At the heart of your test project is your Test Strategy, the Preparation Plan to deliver that strategy, and the resulting Test Plan. In line with PMI PMBOK principles this can consist of multiple plans (approaches) and baselines that, together, form the overall strategic view and detailed planning for your test project. We usually start with a plan for the preparation of your test phase(s) (well, that’s not strictly true, you’ll usually start with the test charter – the high level detail of what you are responsible for – and a “plan for a plan” – who will be preparing your plan, what tools they will use, etc). The documents within the Strategy and the detail and method of delivery will be different for each project and each and will depend mainly on the audience of your plan – drawing up a detailed 80-page document that nobody will read will be a waste of time, both yours and your readers, but equally doing a few powerpoint slides for a 12-month multi-test-phase campaign will make your stakeholders very nervous. Essentially you will need to identify your stakeholders and their communication needs and tailor the communication of your Strategy and Plans to their requirements. The delivery of the detailed strategy could be in a Word document, Powerpoint presentation, Mindmap, or any other method, but it’s also probable that you will need to create more than one version to match your stakeholder communication strategy; for example, a detailed document for your main project sponsors and management, and separate high-level presentations for business managers or third parties that focus on their specific involvement.
For the purposes of this walkthrough, though, we’ll assume that we’re tasked with creating a detailed Test Strategy, Planning and Preparation Plan, and Test Plan for a generic UAT test phase of a large multi-national SAP implementation project, and given the focus of this site as “test management as a sub-project” we will be focusing on the Planning and Preparation Plan and using Microsoft Project as our planning tool. It’s important to note the difference between the Test Strategy, the Planning and Preparation Plan, and the Test Plan:
- The Test Strategy comprises the various strategies and approaches to testing within the context of your project. It includes the test charter (what you are responsible for and the key headline milestones), and the strategies how you will test – what the high-level scope is and isn’t, where you will source testers from, where the testing will take place, how the testing will be completed, etc
- The Planning and Preparation Plan is the detailed plan that sets out the milestones, deliverables, and detailed activities required to achieve the Test Strategy and to plan and prepare for test execution.
- Whereas the strategy tells you how the test deliverables will be gained, and the preparation plan details the activities and timeline required to gain those deliverables, the Test Plan includes the deliverable results of the combined Strategy and the Preparation Plan – the detailed test execution schedule (including identified testers), the test client, the support team, the detailed scope

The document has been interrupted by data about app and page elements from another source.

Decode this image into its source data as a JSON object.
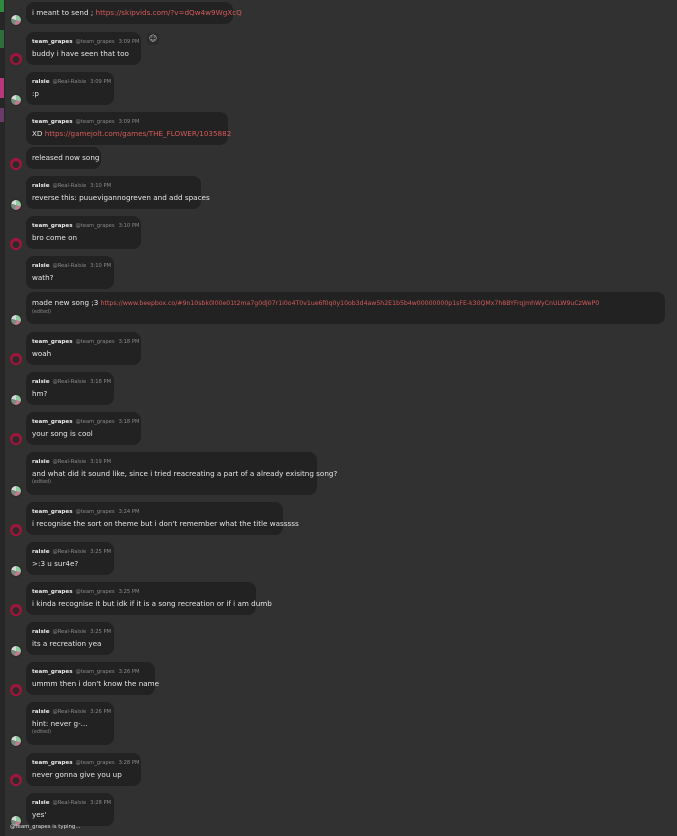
{
  "colors": {
    "background": "#313131",
    "bubble": "#222222",
    "link": "#d65a5a",
    "muted": "#8a8a8a"
  },
  "react_icon": "add-reaction-icon",
  "messages": [
    {
      "id": "m1",
      "author": "ralsie",
      "name": "",
      "handle": "",
      "time": "",
      "text": "i meant to send ; ",
      "link": "https://skipvids.com/?v=dQw4w9WgXcQ",
      "edited": ""
    },
    {
      "id": "m2",
      "author": "grapes",
      "name": "team_grapes",
      "handle": "@team_grapes",
      "time": "3:09 PM",
      "text": "buddy i have seen that too",
      "link": "",
      "edited": ""
    },
    {
      "id": "m3",
      "author": "ralsie",
      "name": "ralsie",
      "handle": "@Real-Ralsie",
      "time": "3:09 PM",
      "text": ":p",
      "link": "",
      "edited": ""
    },
    {
      "id": "m4",
      "author": "grapes",
      "name": "team_grapes",
      "handle": "@team_grapes",
      "time": "3:09 PM",
      "text": "XD ",
      "link": "https://gamejolt.com/games/THE_FLOWER/1035882",
      "edited": ""
    },
    {
      "id": "m5",
      "author": "grapes",
      "name": "",
      "handle": "",
      "time": "",
      "text": "released now song",
      "link": "",
      "edited": ""
    },
    {
      "id": "m6",
      "author": "ralsie",
      "name": "ralsie",
      "handle": "@Real-Ralsie",
      "time": "3:10 PM",
      "text": "reverse this: puuevigannogreven and add spaces",
      "link": "",
      "edited": ""
    },
    {
      "id": "m7",
      "author": "grapes",
      "name": "team_grapes",
      "handle": "@team_grapes",
      "time": "3:10 PM",
      "text": "bro come on",
      "link": "",
      "edited": ""
    },
    {
      "id": "m8",
      "author": "ralsie",
      "name": "ralsie",
      "handle": "@Real-Ralsie",
      "time": "3:10 PM",
      "text": "wath?",
      "link": "",
      "edited": ""
    },
    {
      "id": "m9",
      "author": "ralsie",
      "name": "",
      "handle": "",
      "time": "",
      "text": "made new song ;3 ",
      "link": "https://www.beepbox.co/#9n10sbk0l00e01t2ma7g0dj07r1i0o4T0v1ue6f0q0y10ob3d4aw5h2E1b5b4w00000000p1sFE-k30QMx7h8BYFrqjmhWyCnULW9uCzWeP0",
      "edited": "(edited)"
    },
    {
      "id": "m10",
      "author": "grapes",
      "name": "team_grapes",
      "handle": "@team_grapes",
      "time": "3:18 PM",
      "text": "woah",
      "link": "",
      "edited": ""
    },
    {
      "id": "m11",
      "author": "ralsie",
      "name": "ralsie",
      "handle": "@Real-Ralsie",
      "time": "3:18 PM",
      "text": "hm?",
      "link": "",
      "edited": ""
    },
    {
      "id": "m12",
      "author": "grapes",
      "name": "team_grapes",
      "handle": "@team_grapes",
      "time": "3:18 PM",
      "text": "your song is cool",
      "link": "",
      "edited": ""
    },
    {
      "id": "m13",
      "author": "ralsie",
      "name": "ralsie",
      "handle": "@Real-Ralsie",
      "time": "3:19 PM",
      "text": "and what did it sound like, since i tried reacreating a part of a already exisitng song?",
      "link": "",
      "edited": "(edited)"
    },
    {
      "id": "m14",
      "author": "grapes",
      "name": "team_grapes",
      "handle": "@team_grapes",
      "time": "3:24 PM",
      "text": "i recognise the sort on theme but i don't remember what the title wasssss",
      "link": "",
      "edited": ""
    },
    {
      "id": "m15",
      "author": "ralsie",
      "name": "ralsie",
      "handle": "@Real-Ralsie",
      "time": "3:25 PM",
      "text": ">:3 u sur4e?",
      "link": "",
      "edited": ""
    },
    {
      "id": "m16",
      "author": "grapes",
      "name": "team_grapes",
      "handle": "@team_grapes",
      "time": "3:25 PM",
      "text": "i kinda recognise it but idk if it is a song recreation or if i am dumb",
      "link": "",
      "edited": ""
    },
    {
      "id": "m17",
      "author": "ralsie",
      "name": "ralsie",
      "handle": "@Real-Ralsie",
      "time": "3:25 PM",
      "text": "its a recreation yea",
      "link": "",
      "edited": ""
    },
    {
      "id": "m18",
      "author": "grapes",
      "name": "team_grapes",
      "handle": "@team_grapes",
      "time": "3:26 PM",
      "text": "ummm then i don't know the name",
      "link": "",
      "edited": ""
    },
    {
      "id": "m19",
      "author": "ralsie",
      "name": "ralsie",
      "handle": "@Real-Ralsie",
      "time": "3:26 PM",
      "text": "hint: never g-...",
      "link": "",
      "edited": "(edited)"
    },
    {
      "id": "m20",
      "author": "grapes",
      "name": "team_grapes",
      "handle": "@team_grapes",
      "time": "3:28 PM",
      "text": "never gonna give you up",
      "link": "",
      "edited": ""
    },
    {
      "id": "m21",
      "author": "ralsie",
      "name": "ralsie",
      "handle": "@Real-Ralsie",
      "time": "3:28 PM",
      "text": "yes'",
      "link": "",
      "edited": ""
    }
  ],
  "typing_indicator": "@team_grapes is typing..."
}
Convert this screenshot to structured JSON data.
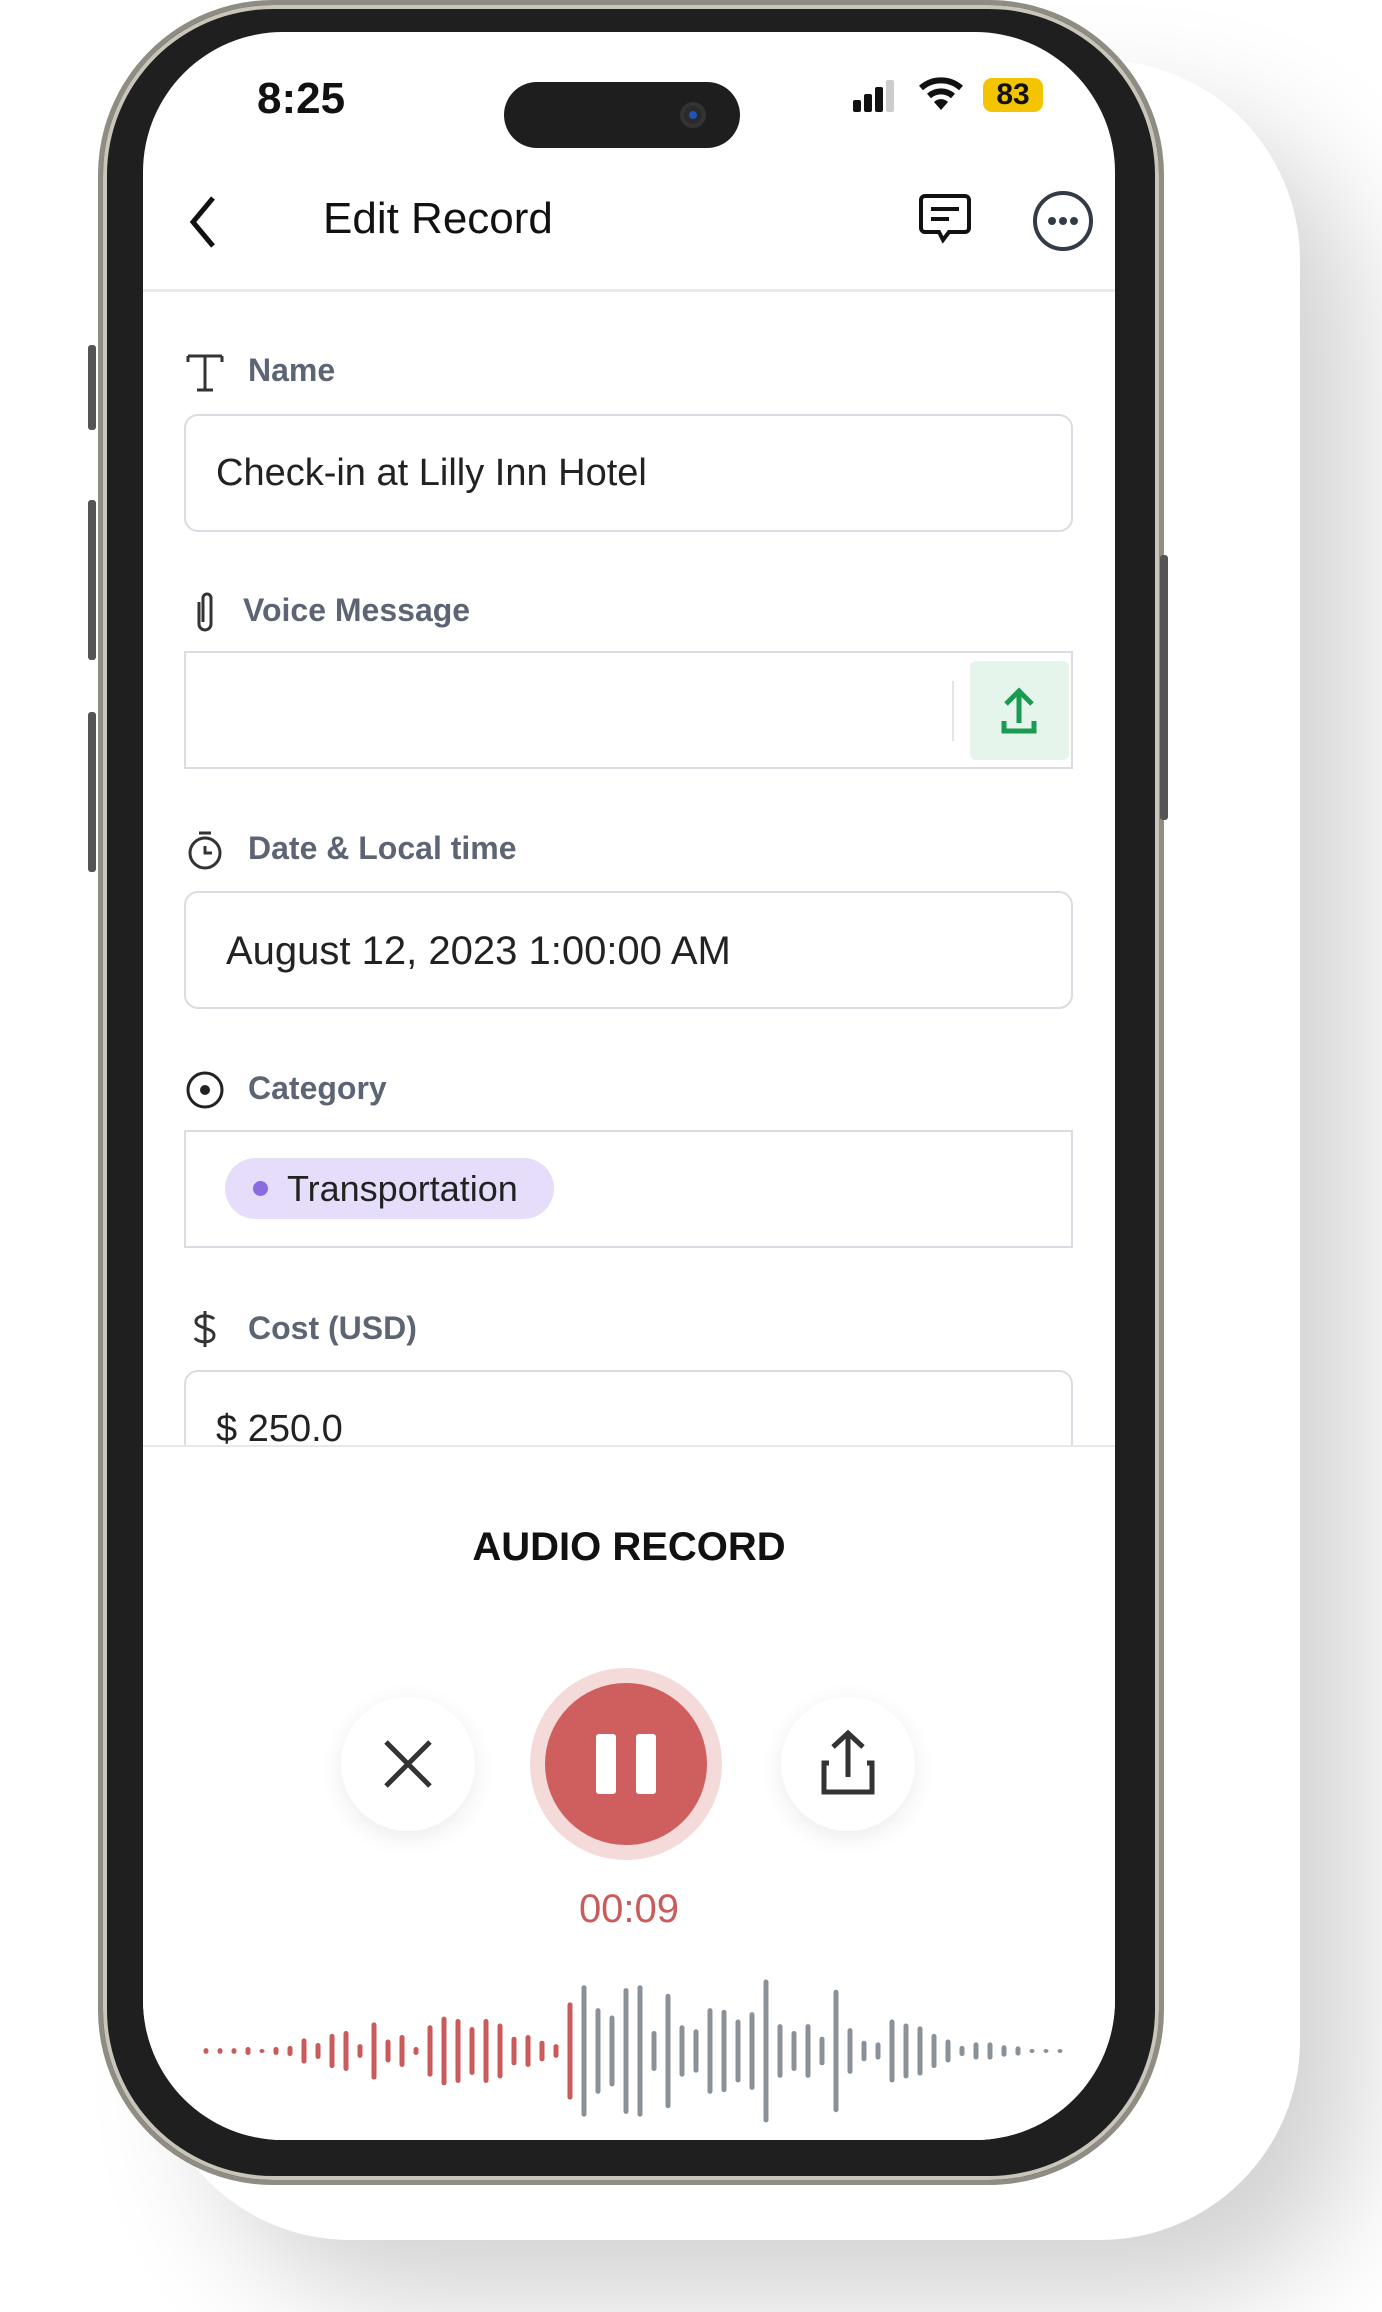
{
  "status_bar": {
    "time": "8:25",
    "battery": "83"
  },
  "header": {
    "title": "Edit Record",
    "back_icon": "chevron-left-icon",
    "comment_icon": "message-icon",
    "more_icon": "ellipsis-circle-icon"
  },
  "fields": {
    "name": {
      "label": "Name",
      "value": "Check-in at Lilly Inn Hotel"
    },
    "voice": {
      "label": "Voice Message",
      "value": ""
    },
    "date": {
      "label": "Date & Local time",
      "value": "August 12, 2023 1:00:00 AM"
    },
    "category": {
      "label": "Category",
      "value": "Transportation",
      "chip_color": "#e6ddfa"
    },
    "cost": {
      "label": "Cost (USD)",
      "value": "$ 250.0"
    }
  },
  "audio": {
    "title": "AUDIO RECORD",
    "timer": "00:09",
    "state": "recording",
    "accent": "#c95b5b",
    "played_color": "#c95b5b",
    "unplayed_color": "#8b9198",
    "played_bars": 27,
    "waveform": [
      10,
      10,
      10,
      14,
      6,
      14,
      18,
      44,
      28,
      60,
      70,
      24,
      100,
      40,
      56,
      14,
      90,
      120,
      112,
      84,
      112,
      96,
      50,
      56,
      36,
      24,
      170,
      230,
      150,
      124,
      220,
      230,
      70,
      200,
      90,
      76,
      150,
      144,
      110,
      136,
      250,
      94,
      70,
      94,
      50,
      214,
      80,
      36,
      30,
      110,
      96,
      86,
      60,
      40,
      18,
      30,
      30,
      20,
      16,
      6,
      6,
      6
    ]
  }
}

To give an example to highlight the difference, let’s look at the test client (the SAP system that we will be performing the testing in). The Test Strategy might say “The test client will be set up by the Basis team as a copy of the golden Data client”; the Preparation Plan will detail out all of the activities, sequencing, and dates required in order for the client to be prepared and delivered for testing; the Test Plan will combine those outputs and say “EQ0-100 (SID-client) will be the primary ECC test client and is planned to be available for smoke testing on 01/10/2016”.
The logical flow for the creation of the preparation plan follows the PMI knowledge areas, and we’ve roughly separated the plan into Scope, Time, HR, Communications, and Procurement. In PMI terminology this might result in the Project Schedule; however, using the term “schedule” for the planning and preparation phase tends to confuse people, who generally think of the test schedule as the document(s) that drive the flow of testing during the test execution phase. Think of these as two separate detailed plans; one for Planning and Preparation, and the other for Execution. This part of the site focuses on the former.

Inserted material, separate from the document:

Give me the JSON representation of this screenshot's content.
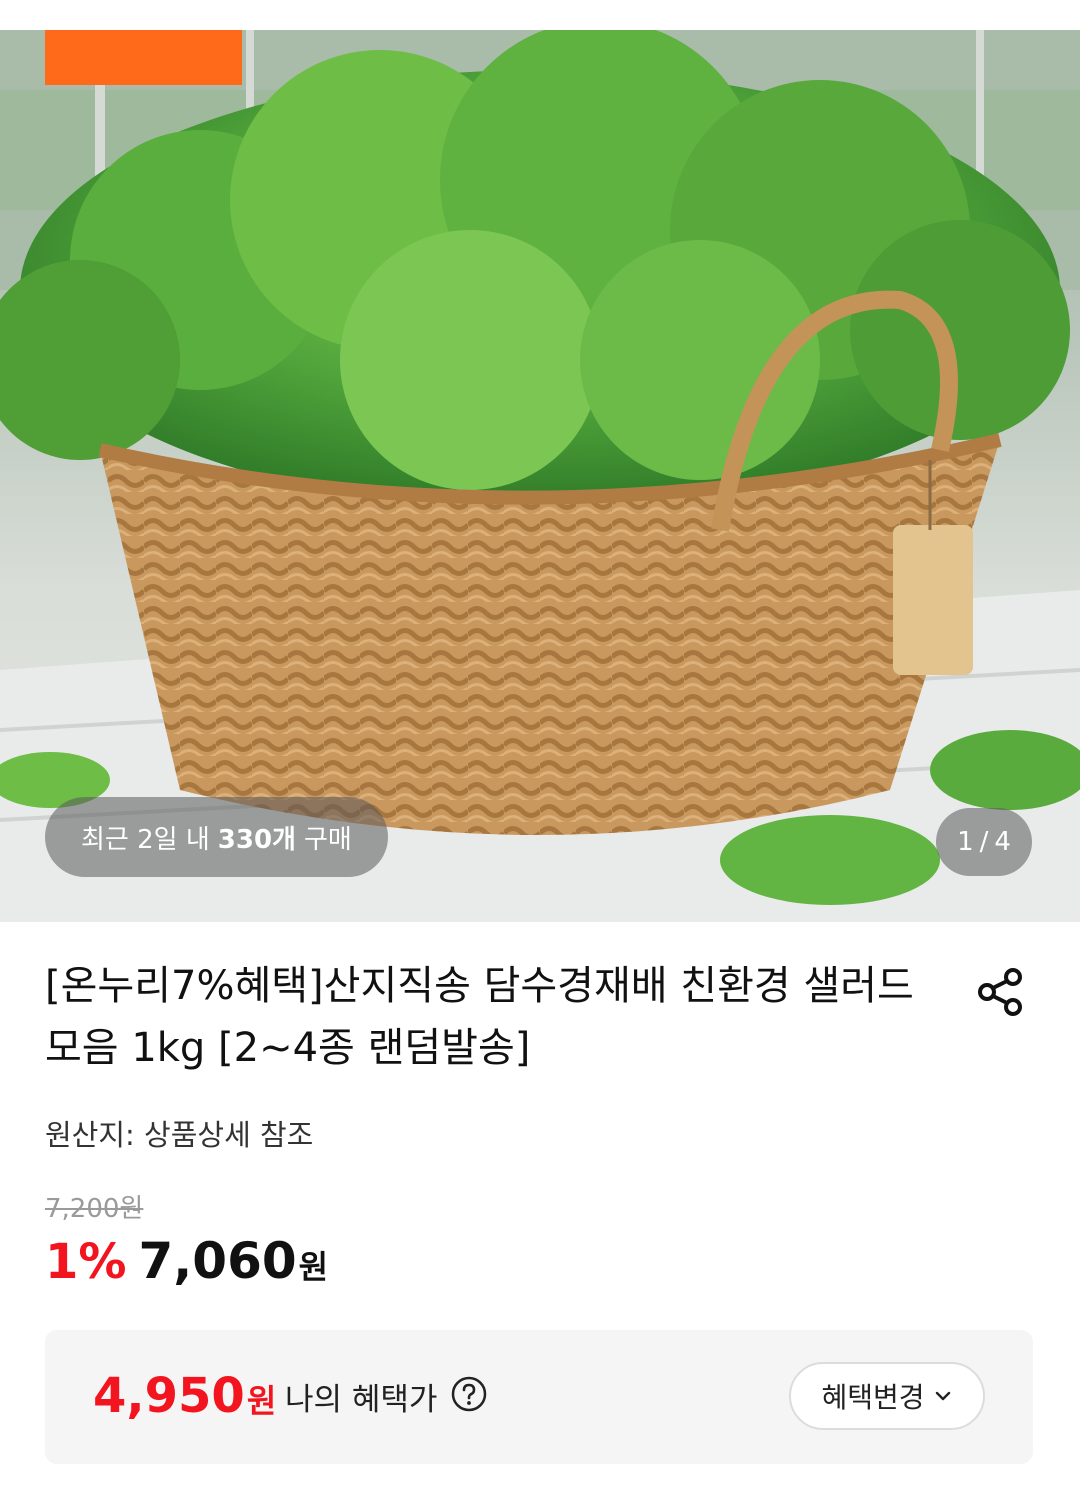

In practice the knowledge areas are not a waterfall sequence; throughout the process of developing and maintaining the plan we will be adding, deleting and modifying all elements of the plan at varying times. For the initial cut of the plan it is sometimes easier to identify as many elements of one group as possible before moving on to the next, but we won’t restrict ourselves to identifying all deliverables before breaking them down into tasks and activities, or defining all activities before starting on sequencing or duration.
As this is a “template” plan we’re really only looking at two of the PMBOK processes, Create WBS and Define Activities. For each WBS element I’ve split out the activities separately into logical groups:

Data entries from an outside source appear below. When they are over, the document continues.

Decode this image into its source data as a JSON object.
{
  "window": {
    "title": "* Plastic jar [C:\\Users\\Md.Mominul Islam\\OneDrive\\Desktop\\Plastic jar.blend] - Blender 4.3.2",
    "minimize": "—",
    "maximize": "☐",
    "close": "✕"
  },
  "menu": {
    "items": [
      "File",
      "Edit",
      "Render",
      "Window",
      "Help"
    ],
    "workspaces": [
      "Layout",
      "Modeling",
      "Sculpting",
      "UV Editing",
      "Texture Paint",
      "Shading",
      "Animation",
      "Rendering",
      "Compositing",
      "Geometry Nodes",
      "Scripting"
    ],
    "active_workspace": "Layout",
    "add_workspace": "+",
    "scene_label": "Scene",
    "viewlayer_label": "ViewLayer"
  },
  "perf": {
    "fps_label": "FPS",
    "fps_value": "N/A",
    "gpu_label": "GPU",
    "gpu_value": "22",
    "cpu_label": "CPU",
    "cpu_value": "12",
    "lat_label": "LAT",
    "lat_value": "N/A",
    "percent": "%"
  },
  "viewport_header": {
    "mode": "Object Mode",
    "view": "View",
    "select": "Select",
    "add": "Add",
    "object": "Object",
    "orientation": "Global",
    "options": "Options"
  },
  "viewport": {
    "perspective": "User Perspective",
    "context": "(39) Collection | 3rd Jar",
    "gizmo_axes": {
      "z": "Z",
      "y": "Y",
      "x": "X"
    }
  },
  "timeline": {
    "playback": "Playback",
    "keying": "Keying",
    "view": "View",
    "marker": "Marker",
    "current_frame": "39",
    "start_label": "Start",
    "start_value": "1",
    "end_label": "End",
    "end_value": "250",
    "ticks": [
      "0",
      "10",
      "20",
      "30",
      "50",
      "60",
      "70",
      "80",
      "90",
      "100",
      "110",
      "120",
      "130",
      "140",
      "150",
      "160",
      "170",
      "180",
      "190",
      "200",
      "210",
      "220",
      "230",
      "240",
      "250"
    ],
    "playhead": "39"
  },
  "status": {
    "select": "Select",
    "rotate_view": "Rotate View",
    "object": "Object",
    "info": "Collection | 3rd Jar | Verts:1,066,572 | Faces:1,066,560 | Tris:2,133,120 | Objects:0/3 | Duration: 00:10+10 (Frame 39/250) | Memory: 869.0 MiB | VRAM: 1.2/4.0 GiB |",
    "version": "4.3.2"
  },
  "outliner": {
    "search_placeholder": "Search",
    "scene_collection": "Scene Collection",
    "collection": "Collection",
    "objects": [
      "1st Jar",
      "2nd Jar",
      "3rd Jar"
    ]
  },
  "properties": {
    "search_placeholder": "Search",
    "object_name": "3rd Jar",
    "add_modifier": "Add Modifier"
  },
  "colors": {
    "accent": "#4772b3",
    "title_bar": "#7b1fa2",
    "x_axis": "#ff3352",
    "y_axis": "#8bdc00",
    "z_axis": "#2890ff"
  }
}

- Create Initial WBS
- Define Activities – Preparation Plan
- Define Activities – Test Strategy
- Define Activities – Scenarios, Checklists, and Charters
- Define Activities – Data
- Define Activities – Execution Schedule
- Define Activities – Human Resources
- Define Activities – Communication
- Define Activities – Procurement
- Define Activities – Readiness
- Define Activities – Test Execution
- Define Activities – Close Project or Phase
|Next Page - Create Initial WBS|